Tom and I cleaned up the campsite, took down the two tent awnings, and otherwise prepared to leave in the morning. At 2:30 we picked up Lou and Larry for an afternoon ride around the loop – 75 degrees, sunny and beautiful. I drove, with Lou riding shotgun, and Tom and Larry were the rednecks in the truck bed. We had a major bear jam, and when we reached his location, where he was grazing out in the field, I was able to pull over. Larry spent 20 minutes working his camera with different timings, settings, and exposures limits! Can’t wait to see those pics!
At the campground everyone was still off and gone on a day of exploration, but as the afternoon moved on, they began trickling back.
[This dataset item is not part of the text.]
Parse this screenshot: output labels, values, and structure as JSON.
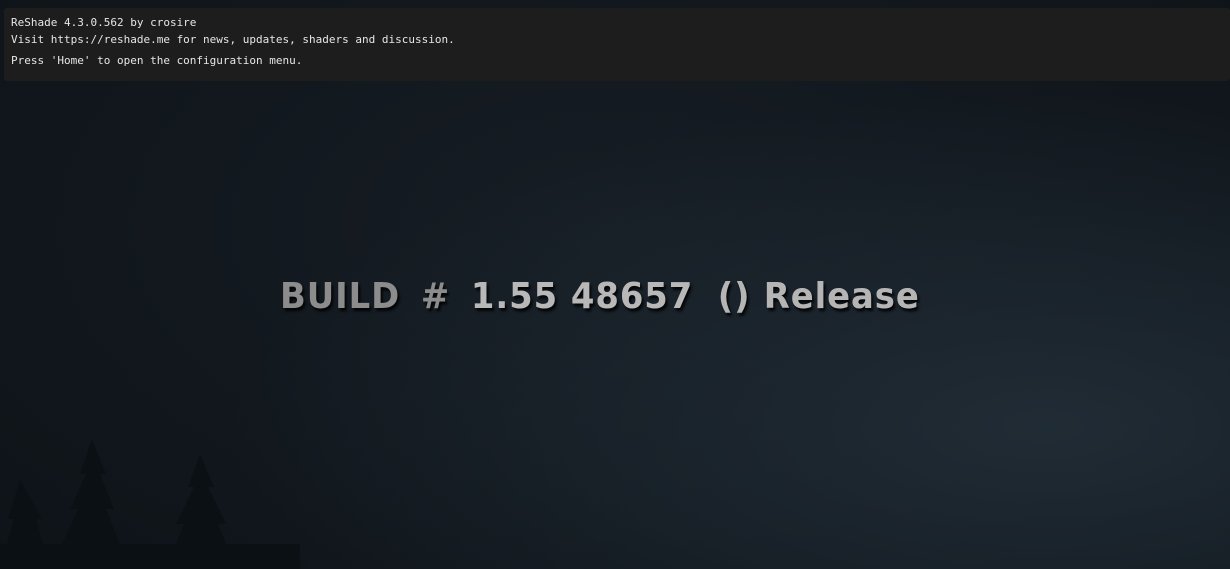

We had a good evening campfire that lasted up till firefly viewing time – 9:45. We walked back to our favorite campground viewing spot and stood around for 45 minutes watching the show. The fireflies were flashing in fine fashion, and Tom and I enjoyed our last vew for this year.
Tuesday morning we were up and gone by 7:15. Charlie jumped out of the trailer and headed right for the truck, and Jasper happily took over the back seat. He seems to have grown up immensely during his week in the Smoky Mountains: He is an expert at hiking along on a leash; he enjoyed the taste of mountain water right from the stream; he learned to like meeting new people (including little kids); he played quietly in his outdoor puppy pen or running free in the Airstream; he learned to hang his head out the car window; and he developed his puppy play-style – zooming and bouncing and circling and jumping all over!
As usual, I barely have time to finish off this blog entry before we head off again. This time it is caravan trip with two other Airstreams -- towards the Northeast!
We don’t go camping any more . . . we go ‘streamin’ ! The “SIlvermine and His” is our 2016 23' Airstream, and ‘streamin’ is the name we use to describe our adventures. Stream along as we document everything from weekend trips to longer summer excursions and full-blown vacations. You know what they say: if you’re not in an Airstream – you’re just camping!
Tom & Ella Brown